The U.S. Department of Labor reported that an estimated $14 billion were overspent in unemployment benefits in fiscal 2011.
The federal government and states like Indiana, one of the worst offenders, are now trying to recoup the lost money and prevent future overpayment.
According to the Census Bureau, the distributed benefits did help 3.2 million Americans in need in 2010. However, there are three types of people who have received overpaid funds: people actively searching for jobs, those who were fired or quit their job, and those who have returned to work but are continuing to claim unemployment.
Overpayment is typically an administrative error made by the government, the employer, or the employee. It can also be a combination of all parties.
Scams also contributed to overpayment with claims involving prison inmates, illegal immigrants, and deceased citizens. During fiscal 2011, there were 2,700 convictions of fraud related to unemployment insurance.
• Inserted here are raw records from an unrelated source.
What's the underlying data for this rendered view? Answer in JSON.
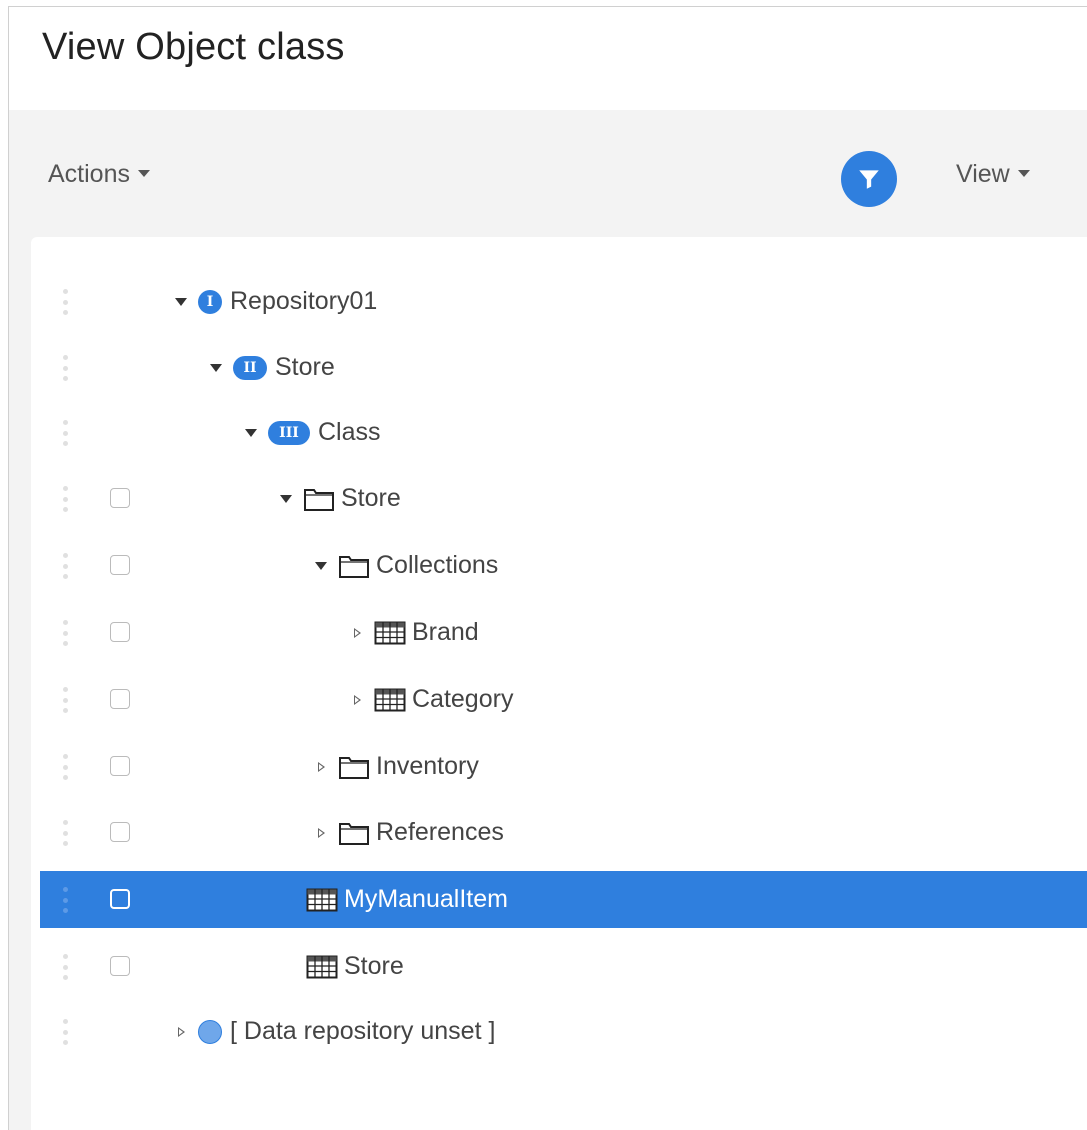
{
  "page": {
    "title": "View Object class"
  },
  "toolbar": {
    "actions_label": "Actions",
    "view_label": "View"
  },
  "tree": {
    "nodes": [
      {
        "label": "Repository01",
        "icon": "level-1-icon",
        "badge": "I",
        "expanded": true,
        "checkbox": false,
        "selected": false
      },
      {
        "label": "Store",
        "icon": "level-2-icon",
        "badge": "II",
        "expanded": true,
        "checkbox": false,
        "selected": false
      },
      {
        "label": "Class",
        "icon": "level-3-icon",
        "badge": "III",
        "expanded": true,
        "checkbox": false,
        "selected": false
      },
      {
        "label": "Store",
        "icon": "folder-icon",
        "expanded": true,
        "checkbox": true,
        "selected": false
      },
      {
        "label": "Collections",
        "icon": "folder-icon",
        "expanded": true,
        "checkbox": true,
        "selected": false
      },
      {
        "label": "Brand",
        "icon": "table-icon",
        "expanded": false,
        "checkbox": true,
        "selected": false
      },
      {
        "label": "Category",
        "icon": "table-icon",
        "expanded": false,
        "checkbox": true,
        "selected": false
      },
      {
        "label": "Inventory",
        "icon": "folder-icon",
        "expanded": false,
        "checkbox": true,
        "selected": false
      },
      {
        "label": "References",
        "icon": "folder-icon",
        "expanded": false,
        "checkbox": true,
        "selected": false
      },
      {
        "label": "MyManualItem",
        "icon": "table-icon",
        "expanded": null,
        "checkbox": true,
        "selected": true
      },
      {
        "label": "Store",
        "icon": "table-icon",
        "expanded": null,
        "checkbox": true,
        "selected": false
      },
      {
        "label": "[ Data repository unset ]",
        "icon": "repository-circle-icon",
        "expanded": false,
        "checkbox": false,
        "selected": false
      }
    ]
  },
  "colors": {
    "accent": "#2f7fde",
    "toolbar_bg": "#f3f3f3",
    "text": "#444444"
  }
}
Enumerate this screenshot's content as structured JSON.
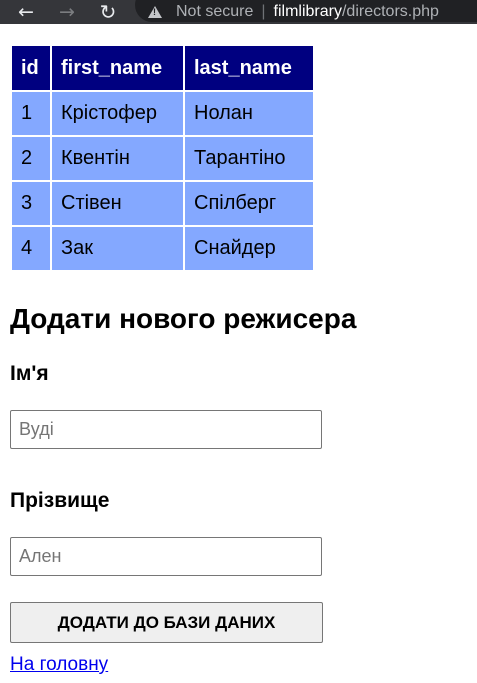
{
  "browser": {
    "security_label": "Not secure",
    "separator": "|",
    "url_host": "filmlibrary",
    "url_path": "/directors.php",
    "icons": [
      "back-arrow-icon",
      "forward-arrow-icon",
      "reload-icon",
      "warning-icon"
    ]
  },
  "table": {
    "headers": [
      "id",
      "first_name",
      "last_name"
    ],
    "rows": [
      [
        "1",
        "Крістофер",
        "Нолан"
      ],
      [
        "2",
        "Квентін",
        "Тарантіно"
      ],
      [
        "3",
        "Стівен",
        "Спілберг"
      ],
      [
        "4",
        "Зак",
        "Снайдер"
      ]
    ],
    "colors": {
      "header_bg": "#000080",
      "cell_bg": "#84a8ff"
    }
  },
  "form": {
    "title": "Додати нового режисера",
    "first_name_label": "Ім'я",
    "first_name_placeholder": "Вуді",
    "first_name_value": "",
    "last_name_label": "Прізвище",
    "last_name_placeholder": "Ален",
    "last_name_value": "",
    "submit_label": "ДОДАТИ ДО БАЗИ ДАНИХ"
  },
  "links": {
    "home": "На головну"
  }
}
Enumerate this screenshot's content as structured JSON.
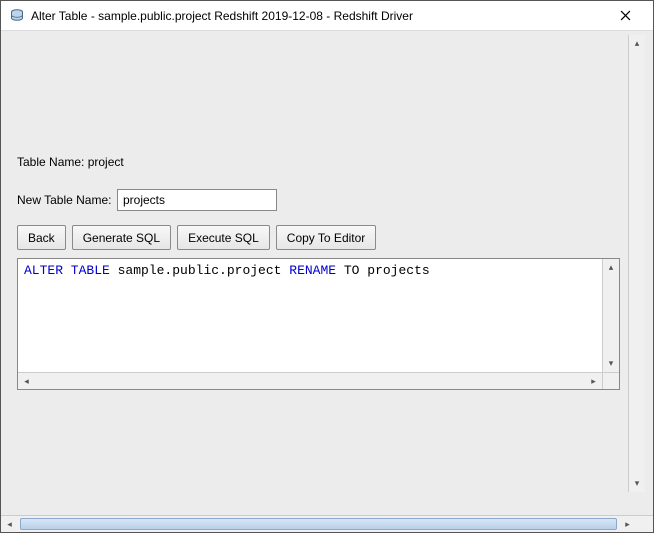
{
  "window": {
    "title": "Alter Table - sample.public.project Redshift 2019-12-08 - Redshift Driver"
  },
  "labels": {
    "table_name_label": "Table Name: project",
    "new_table_name_label": "New Table Name:"
  },
  "fields": {
    "new_table_name_value": "projects"
  },
  "buttons": {
    "back": "Back",
    "generate_sql": "Generate SQL",
    "execute_sql": "Execute SQL",
    "copy_to_editor": "Copy To Editor"
  },
  "sql": {
    "kw_alter_table": "ALTER TABLE",
    "obj": " sample.public.project ",
    "kw_rename": "RENAME",
    "mid": " TO projects"
  }
}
Punishment typically consists of probation, community service, or an added penalty to the payback amount.
Ryan Greminger, 39, of Richmond, Indiana admits that he collected unemployment benefits while serving a two-year prison sentence for a drug-related crime. Prior to his conviction, he was laid off from a factory in 2007. He was encouraged to keep filing claims from a fellow inmate.
"It's not like some big scheme I thought of," Greminger said. "I paid this guy $50 each time to have his girlfriend — a woman I had never met — file my unemployment claims."
Greminger explained that he needed the money to provide for his fiancé and their four kids. He is now out of jail and working to repay over $14,000 to the state.